If you are a fan of Sarah Palin, you will loathe this movie. If you hate Sarah Palin, large swaths of this movie will be more thrilling than pornography.If you are somewhere in the middle, you will find yourself wondering why you’re watching big-name actors reenact extremely recent events, with limited new revelations, insight, or lessons from it all.
He is probably right that how you react to this film will be proportionate to the strength of your feelings about Sarah Palin. But, again, he also goes to great lengths to dismiss the film’s relevance.
Say what you like about Palin, she has shaped the political conversation in this country. It isn’t unreasonable to wonder how many of Santorum supporters secretly think that he’s the best they could do in the absence of Sarah Palin. How our candidates are selected and vetted is, I hope, never an irrelevant topic. In the same interview Steve Schmidt said it rather nicely:
But, look, I think it’s a story of when cynicism and idealism collide. When you have to do things necessary to win, to try to get in office to do the great things you want to do for the country and I think it showed a process of vetting that was debilitated by secrecy, that was compartmentalized, that failed, that led to a result that was reckless for the country and I think when you look back at that race, you see this person who is just so phenomenally talented at so many levels, an ability to connect but also someone who had a lot of flaws as someone running, you know, to be in the national command authority who clearly wasn’t prepared.”
So, yeah, it does seem pretty relevant.
There are many out there who can still envision Sarah Palin as a great president. Any negatives about her are easily attributed to the liberal media or Obama’s smear machine or aliens, but they will never see Palin as a flawed candidate. I just don’t have much to say to these folks.
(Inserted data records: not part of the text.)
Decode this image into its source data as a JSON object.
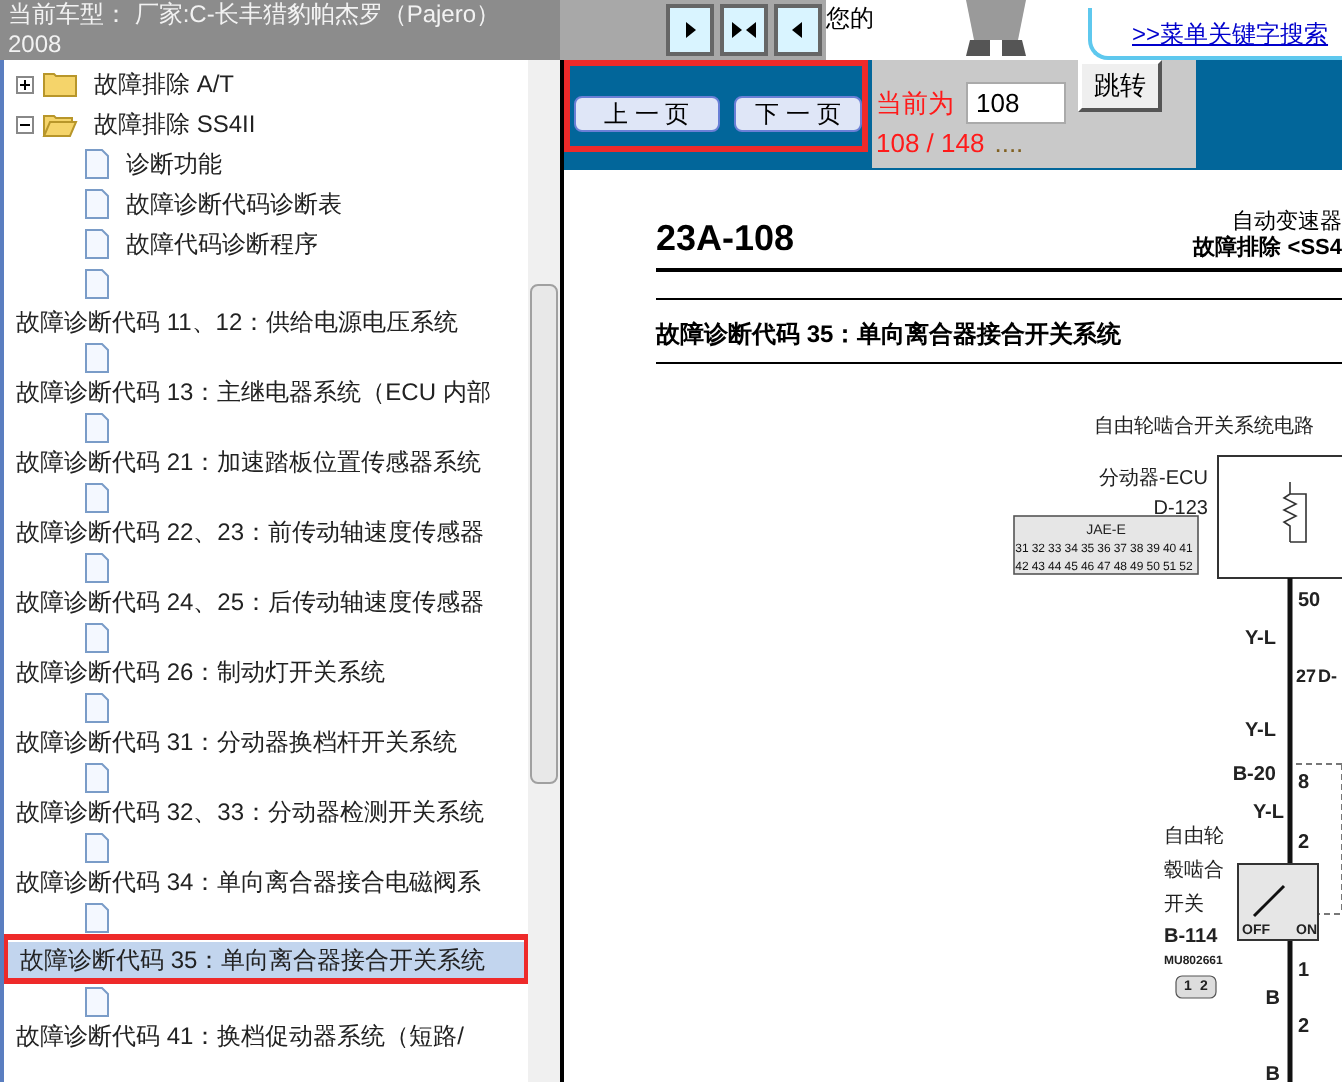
{
  "header": {
    "vehicle": "当前车型： 厂家:C-长丰猎豹帕杰罗（Pajero）2008"
  },
  "toolbar": {
    "greeting": "您的",
    "search_link": ">>菜单关键字搜索"
  },
  "tree": [
    {
      "kind": "folder",
      "label": "故障排除 A/T",
      "expanded": false,
      "selected": false
    },
    {
      "kind": "folder",
      "label": "故障排除 SS4II",
      "expanded": true,
      "selected": false,
      "children": [
        {
          "kind": "page",
          "label": "诊断功能",
          "selected": false
        },
        {
          "kind": "page",
          "label": "故障诊断代码诊断表",
          "selected": false
        },
        {
          "kind": "page",
          "label": "故障代码诊断程序",
          "selected": false
        },
        {
          "kind": "page",
          "selected": false
        }
      ]
    },
    {
      "kind": "code",
      "label": "故障诊断代码 11、12：供给电源电压系统",
      "selected": false,
      "children": [
        {
          "kind": "page",
          "selected": false
        }
      ]
    },
    {
      "kind": "code",
      "label": "故障诊断代码 13：主继电器系统（ECU 内部",
      "selected": false,
      "children": [
        {
          "kind": "page",
          "selected": false
        }
      ]
    },
    {
      "kind": "code",
      "label": "故障诊断代码 21：加速踏板位置传感器系统",
      "selected": false,
      "children": [
        {
          "kind": "page",
          "selected": false
        }
      ]
    },
    {
      "kind": "code",
      "label": "故障诊断代码 22、23：前传动轴速度传感器",
      "selected": false,
      "children": [
        {
          "kind": "page",
          "selected": false
        }
      ]
    },
    {
      "kind": "code",
      "label": "故障诊断代码 24、25：后传动轴速度传感器",
      "selected": false,
      "children": [
        {
          "kind": "page",
          "selected": false
        }
      ]
    },
    {
      "kind": "code",
      "label": "故障诊断代码 26：制动灯开关系统",
      "selected": false,
      "children": [
        {
          "kind": "page",
          "selected": false
        }
      ]
    },
    {
      "kind": "code",
      "label": "故障诊断代码 31：分动器换档杆开关系统",
      "selected": false,
      "children": [
        {
          "kind": "page",
          "selected": false
        }
      ]
    },
    {
      "kind": "code",
      "label": "故障诊断代码 32、33：分动器检测开关系统",
      "selected": false,
      "children": [
        {
          "kind": "page",
          "selected": false
        }
      ]
    },
    {
      "kind": "code",
      "label": "故障诊断代码 34：单向离合器接合电磁阀系",
      "selected": false,
      "children": [
        {
          "kind": "page",
          "selected": false
        }
      ]
    },
    {
      "kind": "code",
      "label": "故障诊断代码 35：单向离合器接合开关系统",
      "selected": true,
      "children": [
        {
          "kind": "page",
          "selected": false
        }
      ]
    },
    {
      "kind": "code",
      "label": "故障诊断代码 41：换档促动器系统（短路/",
      "selected": false
    }
  ],
  "pager": {
    "prev": "上 一 页",
    "next": "下 一 页",
    "current_label": "当前为",
    "page_input": "108",
    "go": "跳转",
    "page_count": "108 / 148",
    "ellipsis": "...."
  },
  "document": {
    "page_number": "23A-108",
    "section": "自动变速器",
    "subsection": "故障排除 <SS4",
    "title": "故障诊断代码 35：单向离合器接合开关系统",
    "diagram": {
      "labels": [
        "自由轮啮合开关系统电路",
        "分动器-ECU",
        "D-123",
        "JAE-E",
        "50",
        "Y-L",
        "27",
        "D-",
        "Y-L",
        "B-20",
        "8",
        "Y-L",
        "2",
        "自由轮",
        "毂啮合",
        "开关",
        "B-114",
        "MU802661",
        "OFF",
        "ON",
        "1",
        "B",
        "2",
        "B",
        "1",
        "2"
      ],
      "pins": [
        [
          "31",
          "32",
          "33",
          "34",
          "35",
          "36",
          "37",
          "38",
          "39",
          "40",
          "41"
        ],
        [
          "42",
          "43",
          "44",
          "45",
          "46",
          "47",
          "48",
          "49",
          "50",
          "51",
          "52"
        ]
      ]
    }
  }
}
Then there are the Jim Geraghtys. His critique of the movie never quite rose to the level of actually defending Palin’s selection for Vice-President because even he understands that she was an indefensible choice. So he is left with framing the story as old news and blemished with false facts. He squirms in his chair looking for excuses for people to not watch the movie rather than having the cajones to say something as simple as “Whew! Dodged a bullet.”